which contains $n$ integers. Clearly every element of $S$ is congruent to $a$ modulo $m$. If we could also show that one element of $S$ was congruent to $b$ modulo $n$, then that would be the desired $x$. If it were the case that no element of $S$ is congruent to $b$ modulo $n$, then the pigeonhole principle says that, of the $n$ elements of $S$ computed modulo $n$, some output occurs at least twice, say $a+im\equiv a+jm\phantom{\rule{0ex}{0ex}}\phantom{\rule{0.6666666666666666em}{0ex}}\mathrm{m}\mathrm{o}\mathrm{d}\text{\hspace{0.17em}}\text{\hspace{0.17em}}n$ for some $0\le i,j<n$ and $i\mathrm{\ne}j$. Then we have $(a+im)-(a+jm)=(i-j)m\equiv 0\phantom{\rule{0ex}{0ex}}\phantom{\rule{1em}{0ex}}\mathrm{m}\mathrm{o}\mathrm{d}\text{\hspace{0.17em}}\text{\hspace{0.17em}}n\mathrm{.}$

Because $m$ is coprime to $n$, it can be canceled, leaving $i-j\equiv 0\phantom{\rule{0ex}{0ex}}\phantom{\rule{0.6666666666666666em}{0ex}}\mathrm{m}\mathrm{o}\mathrm{d}\text{\hspace{0.17em}}\text{\hspace{0.17em}}n$ which is impossible under the conditions imposed on $i$ and $j$. Therefore, there is an element of $S$ congruent to $b$ modulo $n$, and it is the desired $x$.

### Herstein 3.2.14: Use the pigeonhole principle to prove that the decimal expansion of a rational number must eventually become repeating.

Consider a rational number $m\mathrm{/}n$, with $m$ and $n$ coprime integers and $n\mathrm{\ne}0$. We can compute the decimal expansion by the Euclidean algorithm (i.e. long division). We proceed as $m={a}_{0}n+{r}_{0},\phantom{\rule{2em}{0ex}}10{r}_{0}={a}_{1}n+{r}_{1},\phantom{\rule{2em}{0ex}}10{r}_{1}={a}_{2}n+{r}_{2},\dots ,$

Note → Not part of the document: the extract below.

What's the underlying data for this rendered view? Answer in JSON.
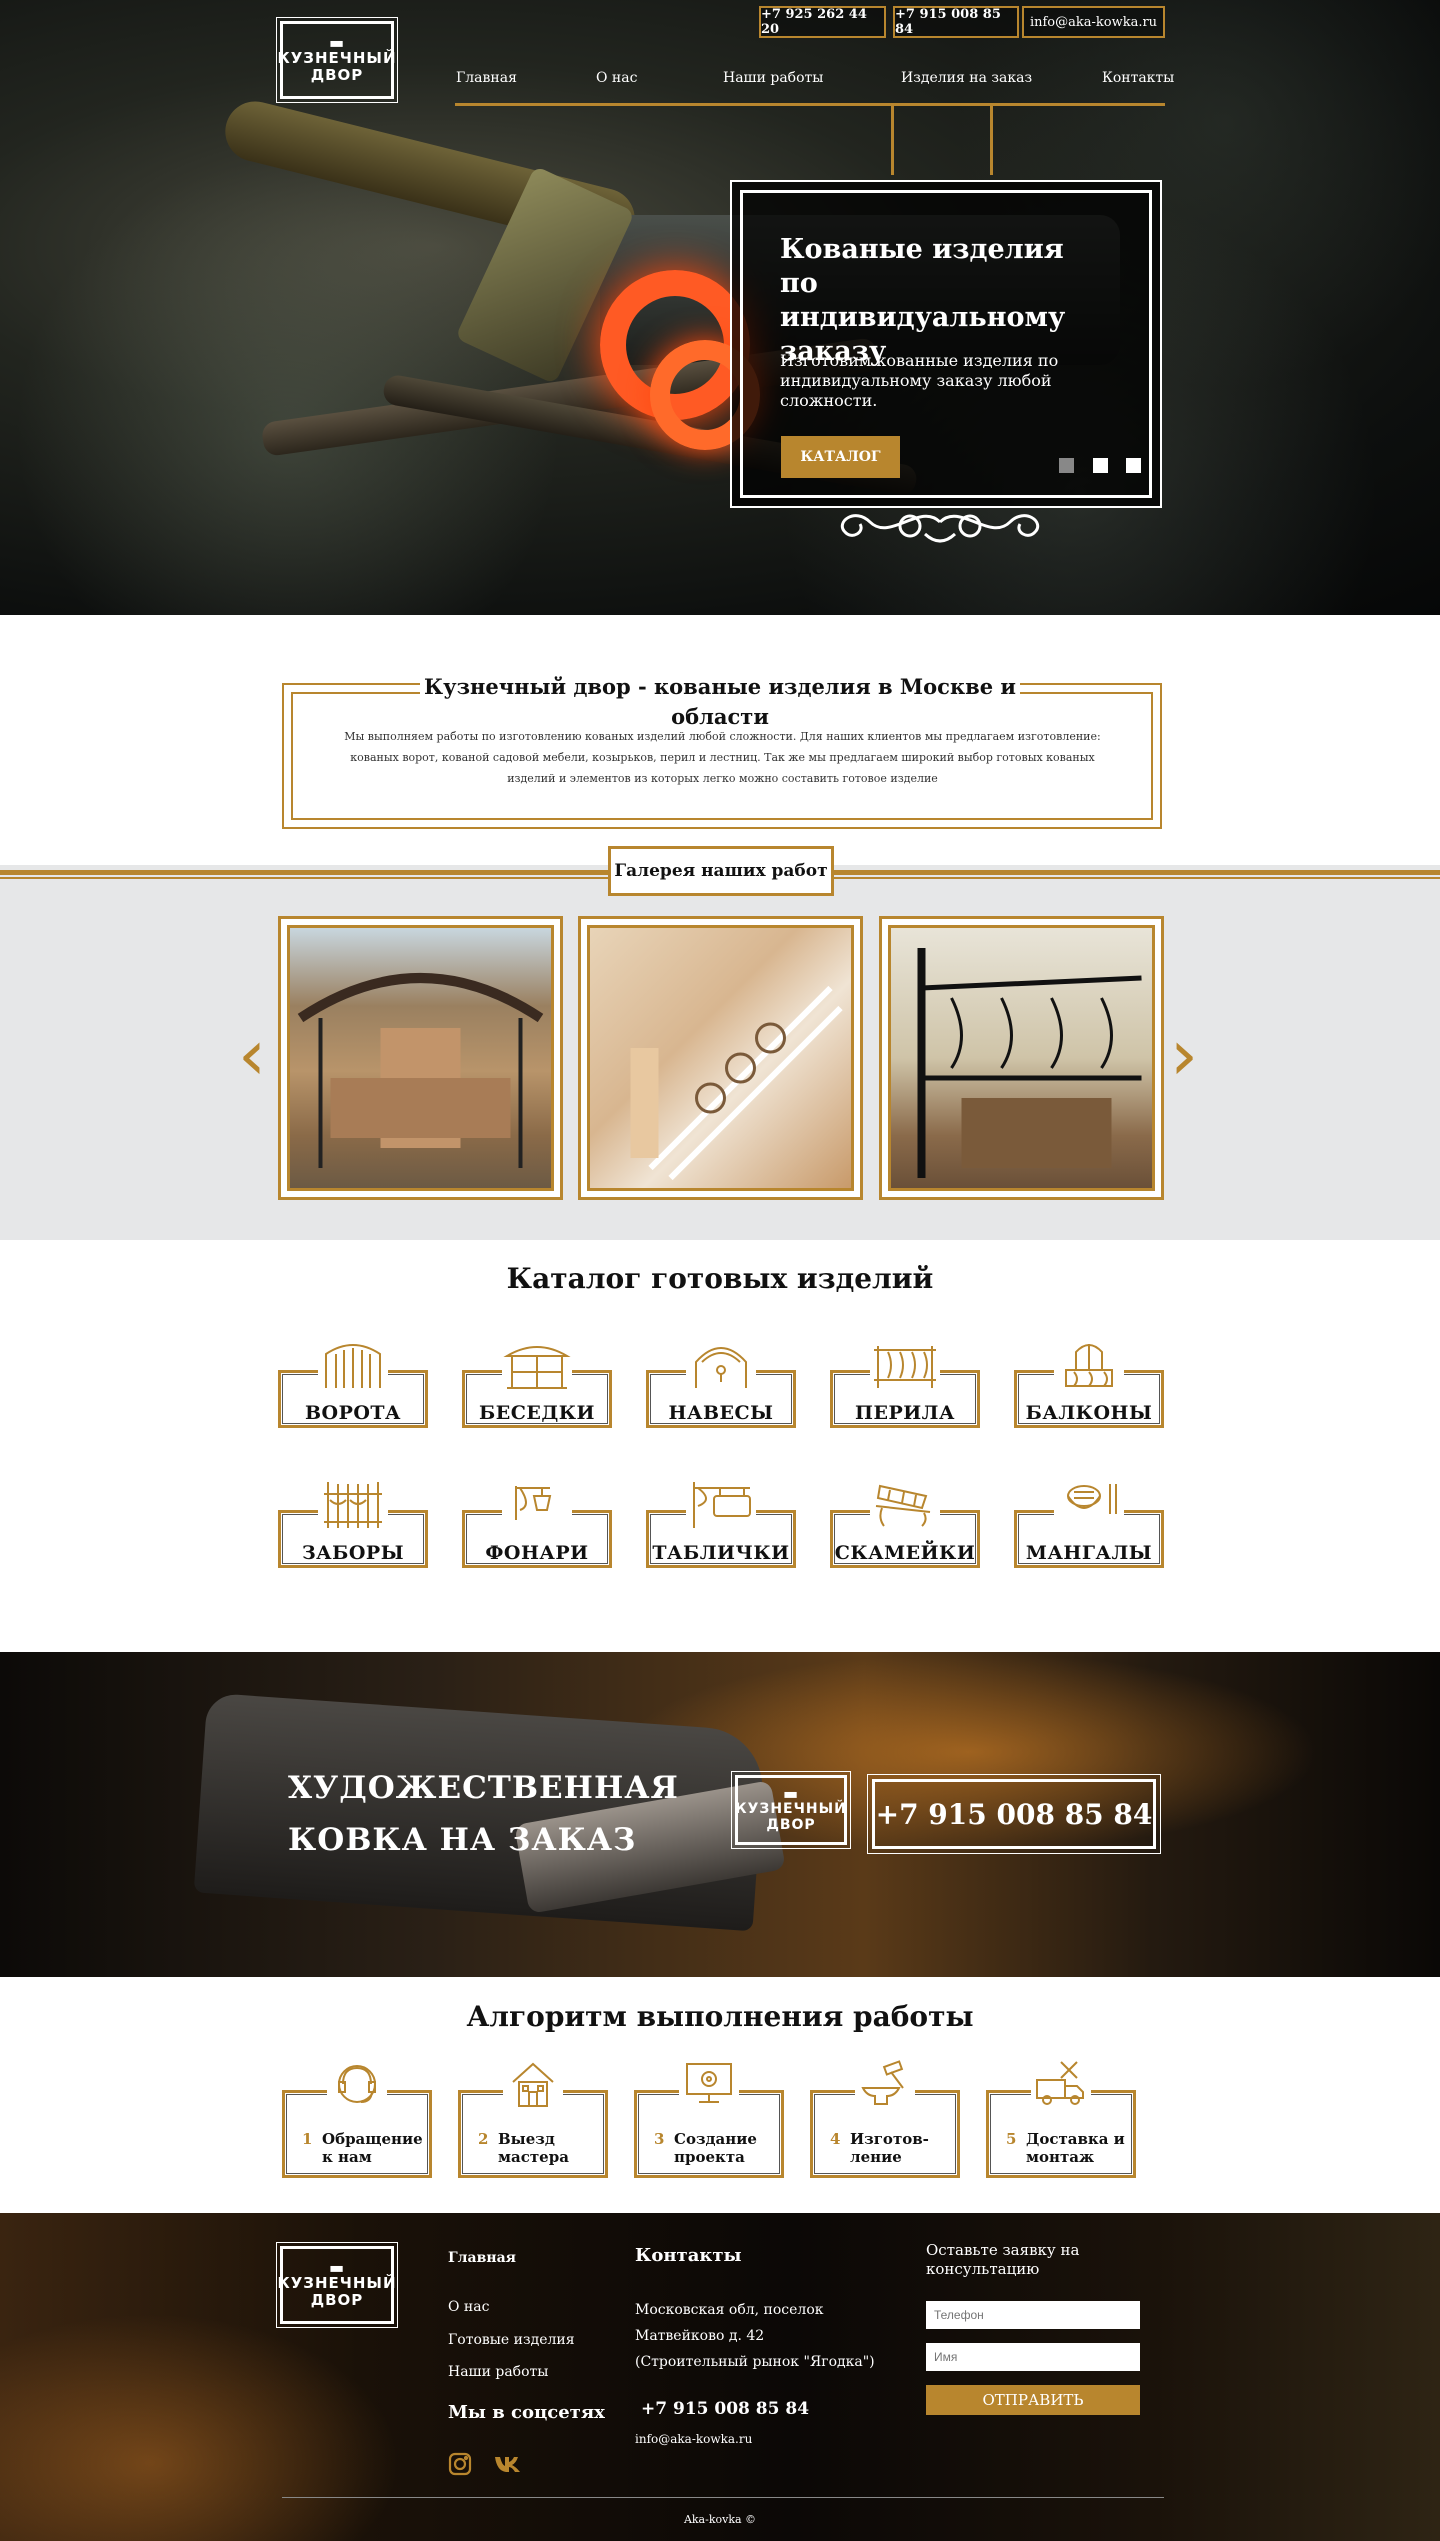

where each remainder ${r}_{k}\in \{0,\dots ,n-1\}$, and then we find the decimal expansion to be the string of digits ${a}_{0}{a}_{1}{a}_{2}\cdots $ with a decimal point in the appropriate position. Now, once we find the $k$th remainder, ${r}_{k}$, we find the next digit in a straightforward way, ${a}_{k+1}=\lfloor \frac{10{r}_{k}}{n}\rfloor \mathrm{.}$

The subsequent remainder ${r}_{k+1}$ is similarly found, and the sequence proceeds from there entirely deterministically. Therefore, if a remainder is ever repeated, it signals that the decimal has begun to repeat and will continue indefinitely. There are $n$ values allowed for the remainder, and infinitely many digits to compute, so the pigeonhole principle says that this repetition must happen, but also that the first period will terminate before the $(n+1)$-st digit.

As an example, consider the fraction $5\mathrm{/}7$, $m=5$ and $n=7$. The process described above manifests as $\begin{gathered} 5=0\cdot7+5\qquad\longrightarrow&\qquad a_0=0,\qquad r_0=5$

$\cdots $